Website and app data records:

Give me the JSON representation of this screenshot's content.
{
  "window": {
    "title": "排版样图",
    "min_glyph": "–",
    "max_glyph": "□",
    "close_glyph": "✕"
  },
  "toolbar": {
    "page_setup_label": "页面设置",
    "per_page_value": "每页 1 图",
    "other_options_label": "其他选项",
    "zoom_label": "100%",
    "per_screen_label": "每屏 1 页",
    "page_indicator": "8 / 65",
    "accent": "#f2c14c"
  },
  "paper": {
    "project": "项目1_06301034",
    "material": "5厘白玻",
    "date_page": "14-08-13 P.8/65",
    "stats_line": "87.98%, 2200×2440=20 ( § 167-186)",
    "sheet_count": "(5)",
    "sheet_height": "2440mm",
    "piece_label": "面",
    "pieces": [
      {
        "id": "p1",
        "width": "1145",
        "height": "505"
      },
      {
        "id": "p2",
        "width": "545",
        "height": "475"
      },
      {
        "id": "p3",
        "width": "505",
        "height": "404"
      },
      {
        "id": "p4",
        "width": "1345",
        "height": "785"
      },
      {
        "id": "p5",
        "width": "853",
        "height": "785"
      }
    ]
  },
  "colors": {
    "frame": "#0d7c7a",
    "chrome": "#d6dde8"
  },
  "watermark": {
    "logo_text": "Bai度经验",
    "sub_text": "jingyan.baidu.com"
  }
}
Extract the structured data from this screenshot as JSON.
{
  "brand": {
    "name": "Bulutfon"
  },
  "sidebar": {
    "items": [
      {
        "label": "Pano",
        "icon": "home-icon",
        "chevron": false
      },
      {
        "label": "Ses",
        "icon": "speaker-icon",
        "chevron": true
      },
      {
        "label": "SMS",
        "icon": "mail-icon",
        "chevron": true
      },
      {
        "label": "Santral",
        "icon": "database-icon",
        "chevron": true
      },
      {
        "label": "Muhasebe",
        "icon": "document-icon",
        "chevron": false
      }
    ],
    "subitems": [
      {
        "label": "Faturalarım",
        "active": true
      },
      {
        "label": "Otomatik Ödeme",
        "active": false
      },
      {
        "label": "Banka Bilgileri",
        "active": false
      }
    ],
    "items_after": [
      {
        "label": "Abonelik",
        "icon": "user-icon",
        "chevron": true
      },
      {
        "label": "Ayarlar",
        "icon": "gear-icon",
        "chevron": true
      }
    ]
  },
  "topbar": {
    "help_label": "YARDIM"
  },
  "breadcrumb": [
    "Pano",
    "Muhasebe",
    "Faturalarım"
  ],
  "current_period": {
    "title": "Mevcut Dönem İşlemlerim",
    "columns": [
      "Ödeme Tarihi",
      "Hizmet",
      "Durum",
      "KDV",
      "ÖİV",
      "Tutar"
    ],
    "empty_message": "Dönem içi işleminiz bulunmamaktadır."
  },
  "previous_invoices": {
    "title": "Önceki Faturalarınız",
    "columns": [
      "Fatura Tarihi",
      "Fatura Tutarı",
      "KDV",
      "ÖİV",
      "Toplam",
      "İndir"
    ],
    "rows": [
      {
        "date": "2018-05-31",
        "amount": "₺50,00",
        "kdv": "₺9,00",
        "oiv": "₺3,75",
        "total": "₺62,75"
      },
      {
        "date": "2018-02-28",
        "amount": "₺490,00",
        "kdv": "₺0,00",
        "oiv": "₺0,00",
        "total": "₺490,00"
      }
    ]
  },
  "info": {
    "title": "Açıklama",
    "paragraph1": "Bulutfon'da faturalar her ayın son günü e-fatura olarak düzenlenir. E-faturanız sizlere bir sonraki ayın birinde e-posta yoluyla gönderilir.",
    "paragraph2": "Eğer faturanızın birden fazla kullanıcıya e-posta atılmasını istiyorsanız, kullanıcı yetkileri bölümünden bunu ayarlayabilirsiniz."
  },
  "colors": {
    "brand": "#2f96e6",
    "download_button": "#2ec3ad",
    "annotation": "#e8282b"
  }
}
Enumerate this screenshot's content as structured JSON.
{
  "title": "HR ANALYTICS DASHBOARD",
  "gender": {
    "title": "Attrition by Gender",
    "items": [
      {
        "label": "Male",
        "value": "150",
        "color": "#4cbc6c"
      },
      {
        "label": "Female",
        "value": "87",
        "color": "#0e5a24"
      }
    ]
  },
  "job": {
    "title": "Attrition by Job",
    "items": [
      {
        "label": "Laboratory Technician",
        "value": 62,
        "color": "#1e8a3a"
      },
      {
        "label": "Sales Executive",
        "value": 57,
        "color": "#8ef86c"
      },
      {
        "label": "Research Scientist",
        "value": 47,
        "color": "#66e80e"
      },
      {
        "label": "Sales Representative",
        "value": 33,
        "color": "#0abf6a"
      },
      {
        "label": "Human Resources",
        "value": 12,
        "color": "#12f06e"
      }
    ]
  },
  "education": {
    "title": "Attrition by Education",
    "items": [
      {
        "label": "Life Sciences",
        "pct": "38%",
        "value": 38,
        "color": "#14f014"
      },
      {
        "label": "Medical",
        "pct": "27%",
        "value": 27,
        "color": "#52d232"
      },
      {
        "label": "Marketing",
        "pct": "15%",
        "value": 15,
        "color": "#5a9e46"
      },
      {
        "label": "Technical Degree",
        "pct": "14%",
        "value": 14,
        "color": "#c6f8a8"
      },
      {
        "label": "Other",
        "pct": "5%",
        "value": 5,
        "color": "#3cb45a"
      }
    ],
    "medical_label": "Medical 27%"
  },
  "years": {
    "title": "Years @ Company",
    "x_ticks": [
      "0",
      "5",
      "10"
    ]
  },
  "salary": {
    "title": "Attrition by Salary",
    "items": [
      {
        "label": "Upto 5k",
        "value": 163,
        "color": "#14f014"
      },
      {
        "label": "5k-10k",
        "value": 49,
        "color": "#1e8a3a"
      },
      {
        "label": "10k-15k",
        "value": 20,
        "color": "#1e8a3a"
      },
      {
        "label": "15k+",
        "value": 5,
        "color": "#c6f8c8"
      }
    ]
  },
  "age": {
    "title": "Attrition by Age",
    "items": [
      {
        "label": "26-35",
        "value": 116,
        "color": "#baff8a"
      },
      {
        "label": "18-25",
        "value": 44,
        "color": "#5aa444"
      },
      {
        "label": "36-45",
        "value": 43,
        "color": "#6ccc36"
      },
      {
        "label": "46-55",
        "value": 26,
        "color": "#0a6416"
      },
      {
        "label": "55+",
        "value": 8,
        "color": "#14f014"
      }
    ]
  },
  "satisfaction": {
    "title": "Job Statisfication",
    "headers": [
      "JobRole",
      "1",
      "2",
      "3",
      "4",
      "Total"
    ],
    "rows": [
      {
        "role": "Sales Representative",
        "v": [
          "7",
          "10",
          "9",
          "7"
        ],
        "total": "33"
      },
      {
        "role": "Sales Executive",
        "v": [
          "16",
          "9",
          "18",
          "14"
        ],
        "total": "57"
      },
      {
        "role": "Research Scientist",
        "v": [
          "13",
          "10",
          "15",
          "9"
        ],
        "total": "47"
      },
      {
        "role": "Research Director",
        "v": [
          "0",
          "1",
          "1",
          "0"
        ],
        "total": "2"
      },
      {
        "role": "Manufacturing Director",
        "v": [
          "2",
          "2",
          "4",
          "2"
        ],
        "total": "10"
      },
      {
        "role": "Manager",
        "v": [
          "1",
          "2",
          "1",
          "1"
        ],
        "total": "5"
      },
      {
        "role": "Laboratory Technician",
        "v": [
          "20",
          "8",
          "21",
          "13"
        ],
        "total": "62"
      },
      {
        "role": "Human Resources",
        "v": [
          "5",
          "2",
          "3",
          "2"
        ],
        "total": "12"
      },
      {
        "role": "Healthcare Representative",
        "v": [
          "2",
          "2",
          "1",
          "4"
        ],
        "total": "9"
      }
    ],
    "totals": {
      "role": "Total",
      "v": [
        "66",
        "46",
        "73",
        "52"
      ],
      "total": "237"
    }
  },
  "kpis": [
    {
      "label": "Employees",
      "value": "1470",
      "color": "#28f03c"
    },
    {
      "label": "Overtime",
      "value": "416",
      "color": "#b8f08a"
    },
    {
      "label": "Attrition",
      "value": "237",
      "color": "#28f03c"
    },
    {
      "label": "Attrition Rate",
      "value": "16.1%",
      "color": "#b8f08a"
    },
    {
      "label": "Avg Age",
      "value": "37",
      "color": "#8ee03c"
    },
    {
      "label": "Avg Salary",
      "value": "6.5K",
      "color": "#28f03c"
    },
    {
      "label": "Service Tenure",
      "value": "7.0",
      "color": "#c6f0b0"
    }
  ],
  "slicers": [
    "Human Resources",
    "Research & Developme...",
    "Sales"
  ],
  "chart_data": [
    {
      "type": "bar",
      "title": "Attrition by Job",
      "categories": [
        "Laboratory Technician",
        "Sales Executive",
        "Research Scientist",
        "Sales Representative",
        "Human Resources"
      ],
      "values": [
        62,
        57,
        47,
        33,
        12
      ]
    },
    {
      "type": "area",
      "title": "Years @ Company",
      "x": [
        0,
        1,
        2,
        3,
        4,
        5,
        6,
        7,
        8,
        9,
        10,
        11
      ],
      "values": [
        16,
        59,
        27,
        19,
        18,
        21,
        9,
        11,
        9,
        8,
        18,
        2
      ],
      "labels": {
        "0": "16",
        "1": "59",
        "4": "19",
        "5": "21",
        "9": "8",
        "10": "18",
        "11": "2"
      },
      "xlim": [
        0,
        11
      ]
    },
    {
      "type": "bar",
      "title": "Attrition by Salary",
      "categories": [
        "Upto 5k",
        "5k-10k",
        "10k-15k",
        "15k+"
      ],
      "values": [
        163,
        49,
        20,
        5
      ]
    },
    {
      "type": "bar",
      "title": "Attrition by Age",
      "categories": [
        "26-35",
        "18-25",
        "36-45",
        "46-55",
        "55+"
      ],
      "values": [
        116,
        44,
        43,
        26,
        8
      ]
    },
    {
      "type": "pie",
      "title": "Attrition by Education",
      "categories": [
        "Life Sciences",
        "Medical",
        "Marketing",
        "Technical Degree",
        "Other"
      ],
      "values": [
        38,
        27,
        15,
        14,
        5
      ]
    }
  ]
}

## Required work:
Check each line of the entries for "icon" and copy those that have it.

## Solution:
        "icon": "home-icon",
        "icon": "speaker-icon",
        "icon": "mail-icon",
        "icon": "database-icon",
        "icon": "document-icon",
        "icon": "user-icon",
        "icon": "gear-icon",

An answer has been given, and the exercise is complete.